The manuscript was written by Helias, a priest and monk, "in castro Colonia", for the use of the French monastery of St. Denys.[3] It belonged to the monastery Dionysius, then to de Thou, then to Colbert. It was examined by Moutfaucon.[2] The manuscript was added to the list of New Testament manuscripts by Scholz.[3]

It was examined and described by Henri Omont[11] and Paulin Martin.[12]

The manuscript is cited in the critical editions of the Greek New Testament (UBS3),[13] it was used for the Editio Critica Maior.[14]

Currently the codex is located in the Bibliothèque nationale de France, (Gr. 375) in Paris.[1]

See also[edit]

Notes and references[edit]

  1. ^ a b c Aland, Kurt; M. Welte; B. Köster; K. Junack (1994). Kurzgefasste Liste der griechischen Handschriften des Neues Testaments.

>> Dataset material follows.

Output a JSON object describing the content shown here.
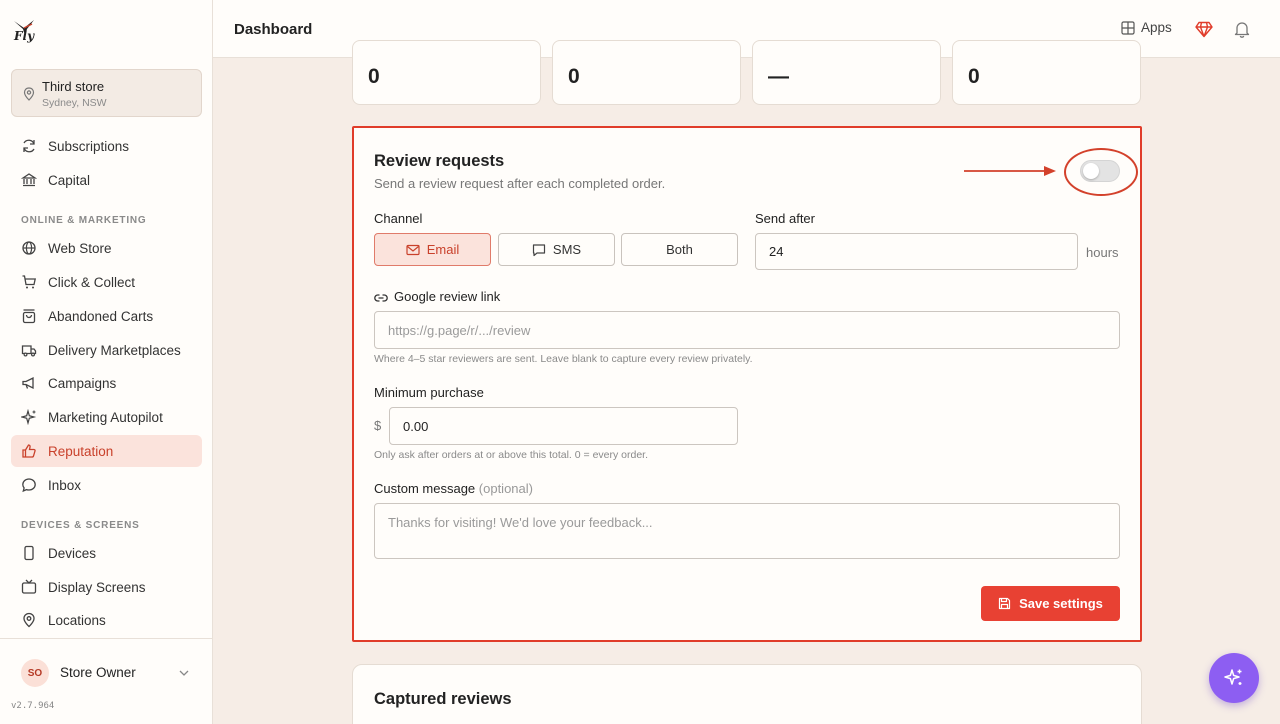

Berlin, New York: Walter de Gruyter. p. 222. ISBN 3-11-011986-2. 
  2. ^ a b Gregory, Caspar René (1900). Textkritik des Neuen Testaments 1. Leipzig: J. C. Hinrichs. p. 392–393. 
  3. ^ a b c Scrivener, Frederick Henry Ambrose; Edward Miller (1894). A Plain Introduction to the Criticism of the New Testament (4 ed.). London: George Bell & Sons. p. 332. 
  4. ^ Scrivener, A Plain Introduction..., p. 333.
  5. ^ The Greek New Testament, ed. K. Aland, A. Black, C. M. Martini, B. M. Metzger, and A. Wikgren, in cooperation with INTF, United Bible Societies, 3rd edition, (Stuttgart 1983), p. 168.
  6. ^ The Greek New Testament, ed. K. Aland, A. Black, C. M. Martini, B. M. Metzger, and A. Wikgren, in cooperation with INTF, United Bible Societies, 3rd edition, (Stuttgart 1983), p. 277.
  7. ^ UBS3, p. 491.
  8. ^ UBS3, p. 499.
  9. ^ UBS3, p. 522.
  10. ^ UBS3, p. 525.
  11. ^ Henry Omont, Fac-similés des manuscrits grecs datés de la Bibliothèque Nationale du IXe et XIVe siècle (Paris, 1891), 14.
  12. ^ Jean-Pierre-Paul Martin, Description technique des manuscrits grecs, relatif au N. T., conservé dans les bibliothèques des Paris (Paris 1883), p. 144
  13. ^ The Greek New Testament, ed. K. Aland, A. Black, C. M. Martini, B. M. Metzger, and A. Wikgren, in cooperation with INTF, United Bible Societies, 3rd edition, (Stuttgart 1983), p. XXVIII.
  14. ^ List of manuscripts chosen for the Editio Critica Maior of Acts INTF

Further reading[edit]

  • Henri Omont, Fac-similés des manuscrits grecs datés de la Bibliothèque Nationale du IXe et XIVe siècle (Paris, 1891), 14.